• TASK DETAILS
Your output should consist of the data, copied exactly.

• SUPPLIED MATERIAL
Content starts

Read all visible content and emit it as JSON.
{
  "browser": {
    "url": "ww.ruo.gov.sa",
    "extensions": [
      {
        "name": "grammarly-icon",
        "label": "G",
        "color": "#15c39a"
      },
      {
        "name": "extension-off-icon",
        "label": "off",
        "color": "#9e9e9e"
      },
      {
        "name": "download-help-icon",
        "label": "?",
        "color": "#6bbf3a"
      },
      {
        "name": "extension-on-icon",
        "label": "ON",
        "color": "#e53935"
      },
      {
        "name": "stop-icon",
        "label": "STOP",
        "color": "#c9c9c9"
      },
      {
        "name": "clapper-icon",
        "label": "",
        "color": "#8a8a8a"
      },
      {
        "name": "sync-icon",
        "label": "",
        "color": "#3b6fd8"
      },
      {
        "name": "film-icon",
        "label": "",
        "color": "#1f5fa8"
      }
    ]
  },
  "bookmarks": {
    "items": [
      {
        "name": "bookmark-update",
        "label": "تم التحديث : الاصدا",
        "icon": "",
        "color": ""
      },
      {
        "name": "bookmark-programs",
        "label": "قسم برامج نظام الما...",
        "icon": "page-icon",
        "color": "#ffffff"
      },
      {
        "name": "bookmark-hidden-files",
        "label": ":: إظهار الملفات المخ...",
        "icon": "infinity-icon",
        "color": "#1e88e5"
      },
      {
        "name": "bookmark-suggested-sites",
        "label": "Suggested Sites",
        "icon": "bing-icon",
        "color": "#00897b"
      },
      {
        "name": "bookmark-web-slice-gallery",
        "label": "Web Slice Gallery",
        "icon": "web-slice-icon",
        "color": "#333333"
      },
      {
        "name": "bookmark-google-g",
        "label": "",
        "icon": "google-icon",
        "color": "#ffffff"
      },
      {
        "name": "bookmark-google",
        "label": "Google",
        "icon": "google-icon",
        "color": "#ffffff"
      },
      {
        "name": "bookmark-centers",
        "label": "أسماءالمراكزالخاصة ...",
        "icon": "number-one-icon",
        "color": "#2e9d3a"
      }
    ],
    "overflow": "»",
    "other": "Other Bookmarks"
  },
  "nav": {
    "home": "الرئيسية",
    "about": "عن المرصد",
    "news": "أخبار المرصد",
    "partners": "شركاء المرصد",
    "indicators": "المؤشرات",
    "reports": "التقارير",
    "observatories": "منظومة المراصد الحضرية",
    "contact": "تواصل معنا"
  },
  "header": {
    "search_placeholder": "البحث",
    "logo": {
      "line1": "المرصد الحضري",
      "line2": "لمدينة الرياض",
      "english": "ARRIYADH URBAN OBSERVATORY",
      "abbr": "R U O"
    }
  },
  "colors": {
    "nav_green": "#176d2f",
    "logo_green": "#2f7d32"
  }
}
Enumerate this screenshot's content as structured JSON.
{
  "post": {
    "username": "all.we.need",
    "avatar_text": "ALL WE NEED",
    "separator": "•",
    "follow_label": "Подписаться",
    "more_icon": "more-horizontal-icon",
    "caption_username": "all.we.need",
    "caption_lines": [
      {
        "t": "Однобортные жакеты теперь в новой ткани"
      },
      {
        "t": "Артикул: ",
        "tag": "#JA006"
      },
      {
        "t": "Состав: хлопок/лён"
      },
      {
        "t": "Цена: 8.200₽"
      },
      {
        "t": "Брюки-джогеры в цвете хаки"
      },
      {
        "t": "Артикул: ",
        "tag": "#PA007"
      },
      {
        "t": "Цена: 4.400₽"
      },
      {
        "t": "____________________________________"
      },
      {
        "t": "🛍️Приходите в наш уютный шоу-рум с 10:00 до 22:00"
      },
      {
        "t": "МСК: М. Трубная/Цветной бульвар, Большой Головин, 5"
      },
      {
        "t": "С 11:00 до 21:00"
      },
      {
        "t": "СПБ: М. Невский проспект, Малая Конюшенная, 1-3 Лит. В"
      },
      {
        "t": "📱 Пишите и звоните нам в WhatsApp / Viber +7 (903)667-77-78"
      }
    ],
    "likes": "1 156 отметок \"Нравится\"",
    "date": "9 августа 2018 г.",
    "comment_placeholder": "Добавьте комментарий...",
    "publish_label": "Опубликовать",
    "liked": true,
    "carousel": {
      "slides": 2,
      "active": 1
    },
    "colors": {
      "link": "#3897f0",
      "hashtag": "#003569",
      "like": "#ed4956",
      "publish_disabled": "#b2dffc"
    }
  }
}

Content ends

• ANSWER SECTION
Read all visible content and emit it as JSON.
{
  "browser": {
    "url": "ww.ruo.gov.sa",
    "extensions": [
      {
        "name": "grammarly-icon",
        "label": "G",
        "color": "#15c39a"
      },
      {
        "name": "extension-off-icon",
        "label": "off",
        "color": "#9e9e9e"
      },
      {
        "name": "download-help-icon",
        "label": "?",
        "color": "#6bbf3a"
      },
      {
        "name": "extension-on-icon",
        "label": "ON",
        "color": "#e53935"
      },
      {
        "name": "stop-icon",
        "label": "STOP",
        "color": "#c9c9c9"
      },
      {
        "name": "clapper-icon",
        "label": "",
        "color": "#8a8a8a"
      },
      {
        "name": "sync-icon",
        "label": "",
        "color": "#3b6fd8"
      },
      {
        "name": "film-icon",
        "label": "",
        "color": "#1f5fa8"
      }
    ]
  },
  "bookmarks": {
    "items": [
      {
        "name": "bookmark-update",
        "label": "تم التحديث : الاصدا",
        "icon": "",
        "color": ""
      },
      {
        "name": "bookmark-programs",
        "label": "قسم برامج نظام الما...",
        "icon": "page-icon",
        "color": "#ffffff"
      },
      {
        "name": "bookmark-hidden-files",
        "label": ":: إظهار الملفات المخ...",
        "icon": "infinity-icon",
        "color": "#1e88e5"
      },
      {
        "name": "bookmark-suggested-sites",
        "label": "Suggested Sites",
        "icon": "bing-icon",
        "color": "#00897b"
      },
      {
        "name": "bookmark-web-slice-gallery",
        "label": "Web Slice Gallery",
        "icon": "web-slice-icon",
        "color": "#333333"
      },
      {
        "name": "bookmark-google-g",
        "label": "",
        "icon": "google-icon",
        "color": "#ffffff"
      },
      {
        "name": "bookmark-google",
        "label": "Google",
        "icon": "google-icon",
        "color": "#ffffff"
      },
      {
        "name": "bookmark-centers",
        "label": "أسماءالمراكزالخاصة ...",
        "icon": "number-one-icon",
        "color": "#2e9d3a"
      }
    ],
    "overflow": "»",
    "other": "Other Bookmarks"
  },
  "nav": {
    "home": "الرئيسية",
    "about": "عن المرصد",
    "news": "أخبار المرصد",
    "partners": "شركاء المرصد",
    "indicators": "المؤشرات",
    "reports": "التقارير",
    "observatories": "منظومة المراصد الحضرية",
    "contact": "تواصل معنا"
  },
  "header": {
    "search_placeholder": "البحث",
    "logo": {
      "line1": "المرصد الحضري",
      "line2": "لمدينة الرياض",
      "english": "ARRIYADH URBAN OBSERVATORY",
      "abbr": "R U O"
    }
  },
  "colors": {
    "nav_green": "#176d2f",
    "logo_green": "#2f7d32"
  }
}
Enumerate this screenshot's content as structured JSON.
{
  "post": {
    "username": "all.we.need",
    "avatar_text": "ALL WE NEED",
    "separator": "•",
    "follow_label": "Подписаться",
    "more_icon": "more-horizontal-icon",
    "caption_username": "all.we.need",
    "caption_lines": [
      {
        "t": "Однобортные жакеты теперь в новой ткани"
      },
      {
        "t": "Артикул: ",
        "tag": "#JA006"
      },
      {
        "t": "Состав: хлопок/лён"
      },
      {
        "t": "Цена: 8.200₽"
      },
      {
        "t": "Брюки-джогеры в цвете хаки"
      },
      {
        "t": "Артикул: ",
        "tag": "#PA007"
      },
      {
        "t": "Цена: 4.400₽"
      },
      {
        "t": "____________________________________"
      },
      {
        "t": "🛍️Приходите в наш уютный шоу-рум с 10:00 до 22:00"
      },
      {
        "t": "МСК: М. Трубная/Цветной бульвар, Большой Головин, 5"
      },
      {
        "t": "С 11:00 до 21:00"
      },
      {
        "t": "СПБ: М. Невский проспект, Малая Конюшенная, 1-3 Лит. В"
      },
      {
        "t": "📱 Пишите и звоните нам в WhatsApp / Viber +7 (903)667-77-78"
      }
    ],
    "likes": "1 156 отметок \"Нравится\"",
    "date": "9 августа 2018 г.",
    "comment_placeholder": "Добавьте комментарий...",
    "publish_label": "Опубликовать",
    "liked": true,
    "carousel": {
      "slides": 2,
      "active": 1
    },
    "colors": {
      "link": "#3897f0",
      "hashtag": "#003569",
      "like": "#ed4956",
      "publish_disabled": "#b2dffc"
    }
  }
}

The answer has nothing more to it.